- You will also notice that I use 2 tablespoons of sugar in my bread and many of you will write me nasty letters about the evils of sugar. I agree that sugar is very bad for you. But we are talking here about 2 Tbsp in a loaf that makes 12-14 slices of bread. Do the math – it ends up being a VERY small amount of sugar in each slice. Don’t lose the forest for the orthorexic trees! And besides, as I understand the science of baking, the yeast actually eats a good part of that sugar which is what gives your bread the rise. That said, I’m sure you could cut it to 1 Tbsp if that makes you feel better. You could also use a less processed form of sugar such as molasses or maple syrup but scientifically, it’s pretty much the same to your body.
- I don’t bake in the machine. You CAN put the ingredients in your bread machine, set it and forget it, and it will mix, rise, and bake the entire thing. I did that, but found that, firstly, the machine’s canister makes an awkward shape and size of bread for school kid lunch sandwiches. Secondly, I didn’t like losing what amounted to several slices on each end of the loaf – one side for the baked-in mixing paddle you have to dig out, which leaves a big hole, and the top side that bakes into a domed shape. So, I put the ingredients in the machine, set it to a 1 1/2 hour mixing and rising cycle called “Dough”, then remove the dough, plop it into a normal-sized loaf pan and bake it in the oven. Why use the machine at all you ask? Because the machine kneads the dough for about 30 minutes and if you have ever tried to knead dough for 30 minutes, you know why I would prefer to avoid it. Honestly, I used to make bread that was the consistency of a door-stop. It was awful. This machine kneads and rises the dough so beautifully, my bread could now win prizes for lightness and perfection!
- I LOVE LOVE LOVE having fresh baked bread in the house every day. It smells amazing and makes my family feel very happy. I also make our weekly challah dough in the machine and take it out to braid it. It’s amazing. My bread machine is my most used and most loved kitchen appliance! When this one kicks the bucket, I will definitely but another one. Recommended!
- 2 Tbsp sugar or any sweetener of your choice
- 2 Tbsp olive oil
- 1 1/2 tsp salt
- 1 1/2 cups wrist-warm water
- 1 cup semolina (solet)
- 2 cups whole wheat flour
- 1 cup high-gluten bread flour (kemach lechem)
- 2 1/2 - 3 tsp dry yeast
- Place the ingredients in the canister of your bread machine in the exact order listed above.
- Turn the machine to the dough cycle only. (You can set it to whole wheat bread if you would like it to bake right in the machine (see my objections above)).

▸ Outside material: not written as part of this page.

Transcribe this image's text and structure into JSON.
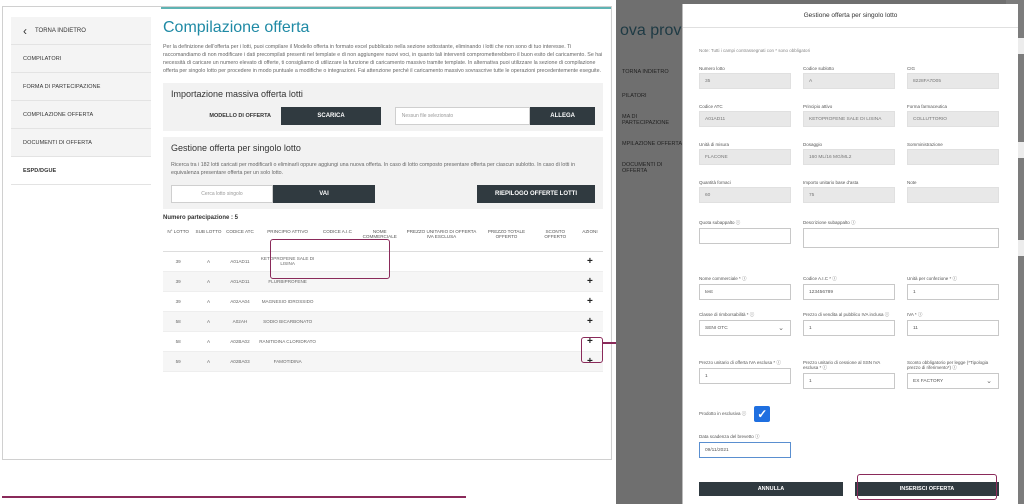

- When the 1 1/2 hour cycle is over and the timer rings, spray a loaf pan of the size you prefer with cooking spray.
- Spill a dollop of olive oil on the counter.
- Spread the oil around a little, coating your hands and your work space.
- Turn the dough out of the canister on to the oiled work space.
- Roll it tightly into a log, the length of your loaf pan.
- Place the loaf in the pan, seam-side down.
- Cover with plastic wrap or a clean kitchen towel and let rise in a warm spot for 30 minutes.
- At the end of the 30 minutes, uncover the loaf and place it in a COLD oven.
- Turn the oven on to 180C (350F) and bake for 30 minutes.
- Turn loaf out on to a cooling rack to cool.